WORK ITEM: What do the entries below say? Restate them word for word.

######

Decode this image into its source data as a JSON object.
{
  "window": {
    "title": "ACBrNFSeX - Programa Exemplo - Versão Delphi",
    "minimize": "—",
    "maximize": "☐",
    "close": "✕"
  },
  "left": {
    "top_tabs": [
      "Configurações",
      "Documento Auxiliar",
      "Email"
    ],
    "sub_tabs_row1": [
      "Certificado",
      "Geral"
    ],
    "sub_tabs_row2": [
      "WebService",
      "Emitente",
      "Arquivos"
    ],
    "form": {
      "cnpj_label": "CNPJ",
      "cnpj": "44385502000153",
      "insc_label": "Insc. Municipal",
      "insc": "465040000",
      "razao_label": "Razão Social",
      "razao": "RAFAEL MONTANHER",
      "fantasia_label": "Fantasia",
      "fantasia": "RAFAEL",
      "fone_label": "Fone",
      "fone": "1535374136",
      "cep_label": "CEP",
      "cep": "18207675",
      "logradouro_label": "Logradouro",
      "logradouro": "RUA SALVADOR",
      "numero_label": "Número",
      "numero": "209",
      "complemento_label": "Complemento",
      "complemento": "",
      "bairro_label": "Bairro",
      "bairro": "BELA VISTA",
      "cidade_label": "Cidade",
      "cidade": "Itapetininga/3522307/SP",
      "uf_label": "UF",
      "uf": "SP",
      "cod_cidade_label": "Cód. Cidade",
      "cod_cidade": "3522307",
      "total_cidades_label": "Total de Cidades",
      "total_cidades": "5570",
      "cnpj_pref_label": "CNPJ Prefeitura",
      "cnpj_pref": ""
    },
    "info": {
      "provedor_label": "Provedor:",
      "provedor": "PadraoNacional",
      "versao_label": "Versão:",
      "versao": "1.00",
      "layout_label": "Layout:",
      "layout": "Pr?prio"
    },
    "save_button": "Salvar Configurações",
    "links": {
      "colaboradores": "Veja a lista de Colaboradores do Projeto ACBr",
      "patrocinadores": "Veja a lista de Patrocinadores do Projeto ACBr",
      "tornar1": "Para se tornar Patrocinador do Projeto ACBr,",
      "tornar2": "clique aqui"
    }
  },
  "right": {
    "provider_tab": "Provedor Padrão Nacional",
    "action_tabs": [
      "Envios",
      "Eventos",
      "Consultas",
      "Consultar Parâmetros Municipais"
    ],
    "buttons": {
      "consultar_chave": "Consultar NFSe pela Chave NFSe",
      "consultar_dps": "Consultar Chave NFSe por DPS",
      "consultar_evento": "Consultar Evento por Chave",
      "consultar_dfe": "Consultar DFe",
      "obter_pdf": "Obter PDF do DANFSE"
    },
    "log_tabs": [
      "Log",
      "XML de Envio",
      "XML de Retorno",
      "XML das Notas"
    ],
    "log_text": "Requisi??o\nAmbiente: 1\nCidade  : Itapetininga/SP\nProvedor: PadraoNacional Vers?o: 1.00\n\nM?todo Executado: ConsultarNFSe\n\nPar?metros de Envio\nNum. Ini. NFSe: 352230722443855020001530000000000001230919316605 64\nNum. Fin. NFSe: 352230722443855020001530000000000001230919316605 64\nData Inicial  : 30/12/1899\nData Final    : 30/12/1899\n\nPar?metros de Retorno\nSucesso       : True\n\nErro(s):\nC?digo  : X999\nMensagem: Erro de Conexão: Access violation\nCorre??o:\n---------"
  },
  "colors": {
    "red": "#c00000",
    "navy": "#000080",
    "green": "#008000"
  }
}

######

RESULT BELOW:
Decode this image into its source data as a JSON object.
{
  "window": {
    "title": "ACBrNFSeX - Programa Exemplo - Versão Delphi",
    "minimize": "—",
    "maximize": "☐",
    "close": "✕"
  },
  "left": {
    "top_tabs": [
      "Configurações",
      "Documento Auxiliar",
      "Email"
    ],
    "sub_tabs_row1": [
      "Certificado",
      "Geral"
    ],
    "sub_tabs_row2": [
      "WebService",
      "Emitente",
      "Arquivos"
    ],
    "form": {
      "cnpj_label": "CNPJ",
      "cnpj": "44385502000153",
      "insc_label": "Insc. Municipal",
      "insc": "465040000",
      "razao_label": "Razão Social",
      "razao": "RAFAEL MONTANHER",
      "fantasia_label": "Fantasia",
      "fantasia": "RAFAEL",
      "fone_label": "Fone",
      "fone": "1535374136",
      "cep_label": "CEP",
      "cep": "18207675",
      "logradouro_label": "Logradouro",
      "logradouro": "RUA SALVADOR",
      "numero_label": "Número",
      "numero": "209",
      "complemento_label": "Complemento",
      "complemento": "",
      "bairro_label": "Bairro",
      "bairro": "BELA VISTA",
      "cidade_label": "Cidade",
      "cidade": "Itapetininga/3522307/SP",
      "uf_label": "UF",
      "uf": "SP",
      "cod_cidade_label": "Cód. Cidade",
      "cod_cidade": "3522307",
      "total_cidades_label": "Total de Cidades",
      "total_cidades": "5570",
      "cnpj_pref_label": "CNPJ Prefeitura",
      "cnpj_pref": ""
    },
    "info": {
      "provedor_label": "Provedor:",
      "provedor": "PadraoNacional",
      "versao_label": "Versão:",
      "versao": "1.00",
      "layout_label": "Layout:",
      "layout": "Pr?prio"
    },
    "save_button": "Salvar Configurações",
    "links": {
      "colaboradores": "Veja a lista de Colaboradores do Projeto ACBr",
      "patrocinadores": "Veja a lista de Patrocinadores do Projeto ACBr",
      "tornar1": "Para se tornar Patrocinador do Projeto ACBr,",
      "tornar2": "clique aqui"
    }
  },
  "right": {
    "provider_tab": "Provedor Padrão Nacional",
    "action_tabs": [
      "Envios",
      "Eventos",
      "Consultas",
      "Consultar Parâmetros Municipais"
    ],
    "buttons": {
      "consultar_chave": "Consultar NFSe pela Chave NFSe",
      "consultar_dps": "Consultar Chave NFSe por DPS",
      "consultar_evento": "Consultar Evento por Chave",
      "consultar_dfe": "Consultar DFe",
      "obter_pdf": "Obter PDF do DANFSE"
    },
    "log_tabs": [
      "Log",
      "XML de Envio",
      "XML de Retorno",
      "XML das Notas"
    ],
    "log_text": "Requisi??o\nAmbiente: 1\nCidade  : Itapetininga/SP\nProvedor: PadraoNacional Vers?o: 1.00\n\nM?todo Executado: ConsultarNFSe\n\nPar?metros de Envio\nNum. Ini. NFSe: 352230722443855020001530000000000001230919316605 64\nNum. Fin. NFSe: 352230722443855020001530000000000001230919316605 64\nData Inicial  : 30/12/1899\nData Final    : 30/12/1899\n\nPar?metros de Retorno\nSucesso       : True\n\nErro(s):\nC?digo  : X999\nMensagem: Erro de Conexão: Access violation\nCorre??o:\n---------"
  },
  "colors": {
    "red": "#c00000",
    "navy": "#000080",
    "green": "#008000"
  }
}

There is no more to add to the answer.